Outside Help: Bechtel Corp.

Bechtel Corp was one of the three firms to help plan and design the additional 160 spots. according to my Q&A with the New York Department of Transportation.

The total bill was $400,000 to the add extra spaces to the existing 5-year old lot.

The privately held company is based in San Francisco and has 44,000 employees. It's proprietor, Riley Bechtel, is the 261st richest man in the world according to Forbes. It is the largest engineering firm in the U.S.* and the 7th largest privately-held company in the country, also according to Forbes. Check out its sweet promotional video. I was waiting for Steven Segal to come into the scene at some point.

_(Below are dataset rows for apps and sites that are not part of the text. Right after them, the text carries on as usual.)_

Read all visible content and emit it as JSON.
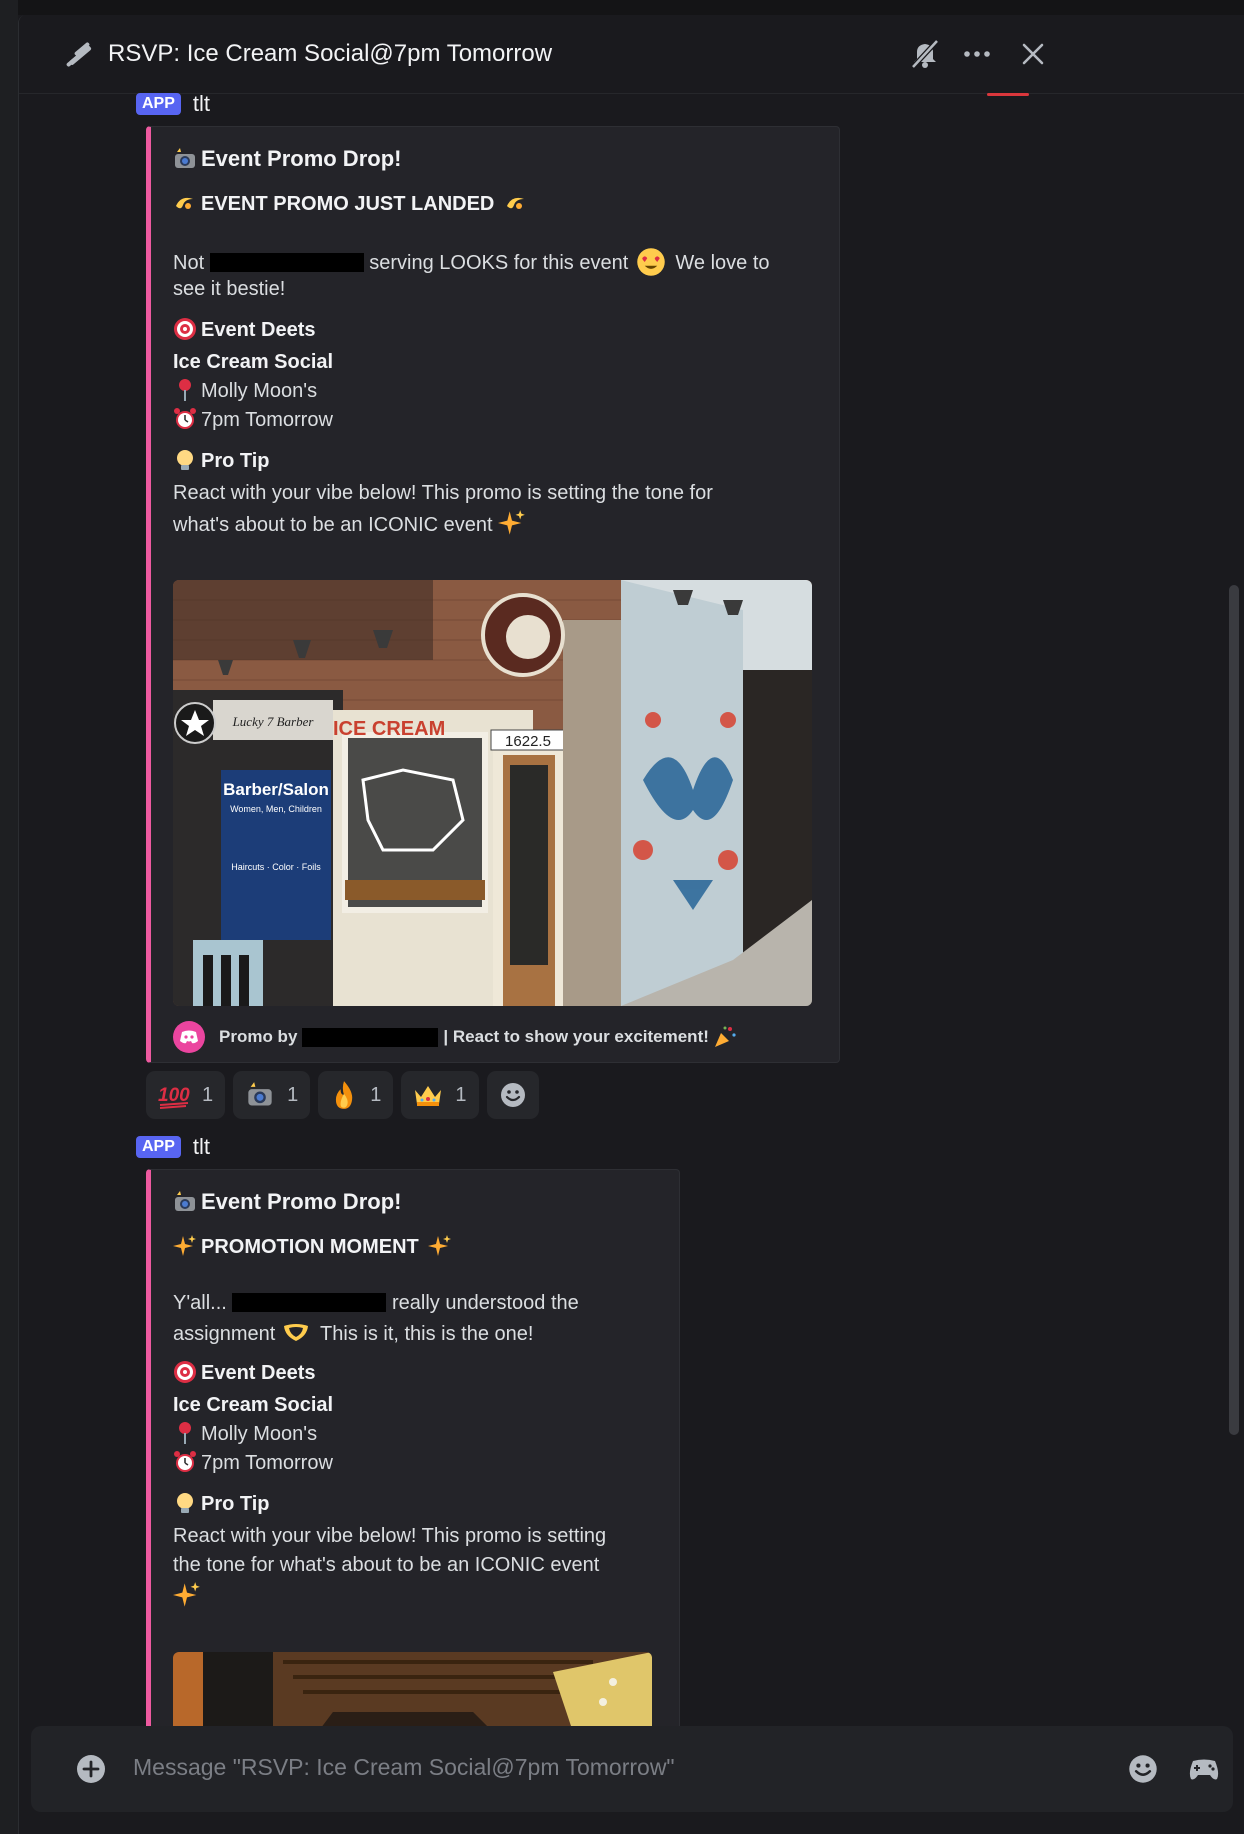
{
  "header": {
    "title": "RSVP: Ice Cream Social@7pm Tomorrow",
    "icons": [
      "thread-icon",
      "mute-bell-icon",
      "more-icon",
      "close-icon"
    ]
  },
  "messages": [
    {
      "tag": "APP",
      "author": "tlt",
      "embed": {
        "title": "Event Promo Drop!",
        "subtitle": "EVENT PROMO JUST LANDED",
        "desc_pre": "Not",
        "desc_post": "serving LOOKS for this event",
        "desc_tail": "We love to",
        "desc_line2": "see it bestie!",
        "deets_heading": "Event Deets",
        "event_name": "Ice Cream Social",
        "location": "Molly Moon's",
        "time": "7pm Tomorrow",
        "tip_heading": "Pro Tip",
        "tip_line1": "React with your vibe below! This promo is setting the tone for",
        "tip_line2": "what's about to be an ICONIC event",
        "footer_pre": "Promo by",
        "footer_post": "| React to show your excitement!"
      },
      "reactions": [
        {
          "emoji": "hundred-points",
          "count": "1"
        },
        {
          "emoji": "camera-flash",
          "count": "1"
        },
        {
          "emoji": "fire",
          "count": "1"
        },
        {
          "emoji": "crown",
          "count": "1"
        }
      ]
    },
    {
      "tag": "APP",
      "author": "tlt",
      "embed": {
        "title": "Event Promo Drop!",
        "subtitle": "PROMOTION MOMENT",
        "desc_pre": "Y'all...",
        "desc_post": "really understood the",
        "desc_line2": "assignment",
        "desc_line2_tail": "This is it, this is the one!",
        "deets_heading": "Event Deets",
        "event_name": "Ice Cream Social",
        "location": "Molly Moon's",
        "time": "7pm Tomorrow",
        "tip_heading": "Pro Tip",
        "tip_line1": "React with your vibe below! This promo is setting",
        "tip_line2": "the tone for what's about to be an ICONIC event"
      }
    }
  ],
  "photo_text": {
    "sign_ice_cream": "ICE CREAM",
    "sign_barber": "Barber/Salon",
    "sign_barber_sub": "Women, Men, Children",
    "sign_services": "Haircuts · Color · Foils",
    "address": "1622.5",
    "barber_name": "Lucky 7 Barber"
  },
  "composer": {
    "placeholder": "Message \"RSVP: Ice Cream Social@7pm Tomorrow\""
  },
  "colors": {
    "accent": "#5865f2",
    "embed_border": "#ee5aa0",
    "background": "#1a1a1e"
  }
}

In its last fiscal year, revenue climbed to $31.4 billion from $27 billion in 2007, while the value of new work booked rose to $35 billion from $34.1 billion, producing the firm's sixth straight year of record total sales and third consecutive year of record bookings.

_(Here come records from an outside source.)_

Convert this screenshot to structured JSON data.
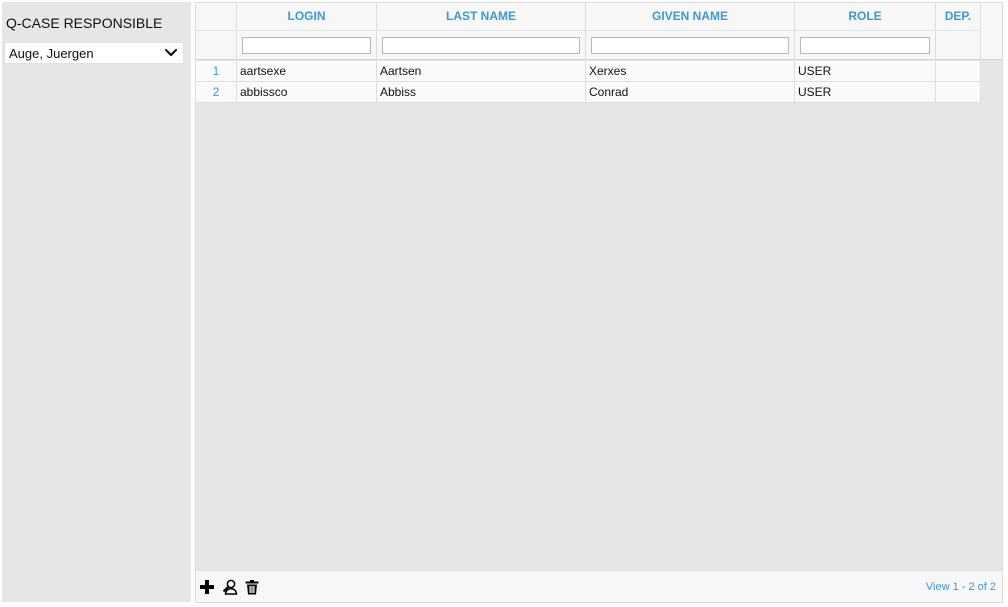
{
  "sidebar": {
    "title": "Q-CASE RESPONSIBLE",
    "selected_responsible": "Auge, Juergen"
  },
  "grid": {
    "columns": [
      {
        "key": "row",
        "label": ""
      },
      {
        "key": "login",
        "label": "LOGIN"
      },
      {
        "key": "last_name",
        "label": "LAST NAME"
      },
      {
        "key": "given_name",
        "label": "GIVEN NAME"
      },
      {
        "key": "role",
        "label": "ROLE"
      },
      {
        "key": "dep",
        "label": "DEP."
      }
    ],
    "filters": {
      "login": "",
      "last_name": "",
      "given_name": "",
      "role": ""
    },
    "rows": [
      {
        "num": "1",
        "login": "aartsexe",
        "last_name": "Aartsen",
        "given_name": "Xerxes",
        "role": "USER",
        "dep": ""
      },
      {
        "num": "2",
        "login": "abbissco",
        "last_name": "Abbiss",
        "given_name": "Conrad",
        "role": "USER",
        "dep": ""
      }
    ]
  },
  "footer": {
    "icons": [
      "add-icon",
      "user-search-icon",
      "trash-icon"
    ],
    "pager_text": "View 1 - 2 of 2"
  }
}
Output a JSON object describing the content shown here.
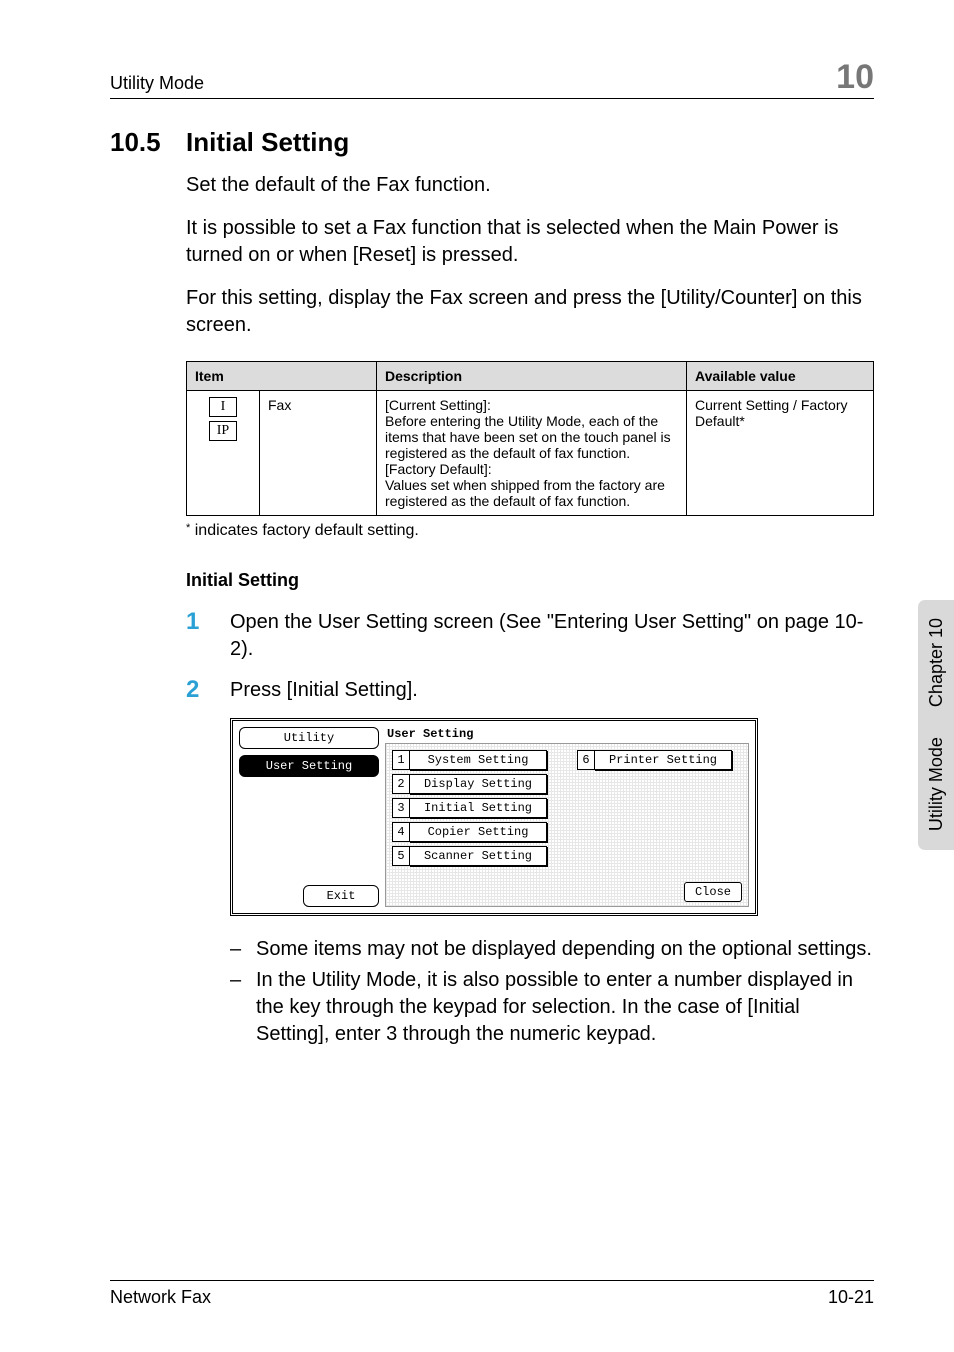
{
  "header": {
    "left": "Utility Mode",
    "chapter_number": "10"
  },
  "section": {
    "number": "10.5",
    "title": "Initial Setting"
  },
  "paragraphs": {
    "p1": "Set the default of the Fax function.",
    "p2": "It is possible to set a Fax function that is selected when the Main Power is turned on or when [Reset] is pressed.",
    "p3": "For this setting, display the Fax screen and press the [Utility/Counter] on this screen."
  },
  "table": {
    "head": {
      "item": "Item",
      "desc": "Description",
      "avail": "Available value"
    },
    "row": {
      "icons": {
        "a": "I",
        "b": "IP"
      },
      "item": "Fax",
      "desc": "[Current Setting]:\nBefore entering the Utility Mode, each of the items that have been set on the touch panel is registered as the default of fax function.\n[Factory Default]:\nValues set when shipped from the factory are registered as the default of fax function.",
      "avail": "Current Setting / Factory Default*"
    }
  },
  "footnote": "indicates factory default setting.",
  "subhead": "Initial Setting",
  "steps": {
    "s1": {
      "n": "1",
      "t": "Open the User Setting screen (See \"Entering User Setting\" on page 10-2)."
    },
    "s2": {
      "n": "2",
      "t": "Press [Initial Setting]."
    }
  },
  "screenshot": {
    "title": "User Setting",
    "side": {
      "utility": "Utility",
      "userSetting": "User Setting",
      "exit": "Exit"
    },
    "items": {
      "n1": "1",
      "l1": "System Setting",
      "n2": "2",
      "l2": "Display Setting",
      "n3": "3",
      "l3": "Initial Setting",
      "n4": "4",
      "l4": "Copier Setting",
      "n5": "5",
      "l5": "Scanner Setting",
      "n6": "6",
      "l6": "Printer Setting"
    },
    "close": "Close"
  },
  "bullets": {
    "b1": "Some items may not be displayed depending on the optional settings.",
    "b2": "In the Utility Mode, it is also possible to enter a number displayed in the key through the keypad for selection. In the case of [Initial Setting], enter 3 through the numeric keypad."
  },
  "sidetab": {
    "top": "Chapter 10",
    "bottom": "Utility Mode"
  },
  "footer": {
    "left": "Network Fax",
    "right": "10-21"
  }
}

Operations in North America were responsible for 40% of earnings and 2/3 of bookings. Government contracts are a key component of its book of business. I emailed Bechtel's Mike Kidder to see how much.

Also from Forbes:
In its 110-year history, four generations of Bechtel family members have been engaged in projects in civil infrastructure, power, petrochemicals, telecommunications and government services. Notable jobs completed by Bechtel include the Channel Tunnel connecting England and France; Jubail Industrial City in Saudi Arabia; and Hong Kong International Airport.

*From Bechtel's website:
"That makes Bechtel the largest telecommunications engineering and construction firm in the United States, with nearly seven times the revenue of its nearest competitor."

Wednesday, July 29, 2009

NY Department of Transportation Speaks

Many thanks to Adam Levine, public affairs officer at the NYDoT, for answering these questions about the $400,000 being spent to 'plan and design' the additional spots before taking off for vacation.

He actually pulled a 24-hour turn around which is pretty amazing considering I'm an unpaid citizen activist blogger.

1.) How many people were involved in planning and designing this lot and over what period of time? What would be the estimated number of hours spent to bill $400k?

Including NYSDOT and consulting engineering staff, 8-9 people worked on the project over a 16-month period, spending a total of about 3000 hours designing the expansion.

As with the cost estimate, I will be glad to share with you the fruits of their labor, in the form of the project plans, once the project has been awarded.

2) Were any outside design/planning firms hired? Who were they?
The consulting firms that assisted us in preparing the design were a joint venture among Bechtel Corp., WSP Sells and URS Corporation. As they are working under the direction of the department, I ask that you direct your questions to me and I will get your answers. One person's muzzling is another person's taking responsibility and standing up for our actions and decisions.

3) What needs to be done to plan and design 160 open-air parking spots?
As each site is unique, we can say that in this case, traffic and environmental issues needed to be analyzed and a design report needed to be prepared summarizing the project analysis. After these were completed, design of the park-and-ride details could be performed.

4) What were some of the obstacles to getting this project through? (You'd mentioned a bird reserve nearby)
I don't recall mentioning birds, but there are wetlands near the project, both existing and recently developed. We also wanted to make sure we stayed within an envelope that would not preclude other uses of nearby land along the Korean War Veterans Parkway, and we also had to make provisions for the temporary retention of storm water on the site, while the existing drainage system was being worked on as part of the expansion.

It's Our Money. Tell Us What It's Paying For.

Of the seven bidding firms, only two have already filled out our survey. The other five, Grace Industries, Lomma Construction, Shamrock Materials, Beaver Concrete Construction and Paul Scariano, aren't returning my calls. I even spoke to live people at a few of the companies.

The truth is they don't have to talk to me. But it certainly would be nice for taxpayers if they would.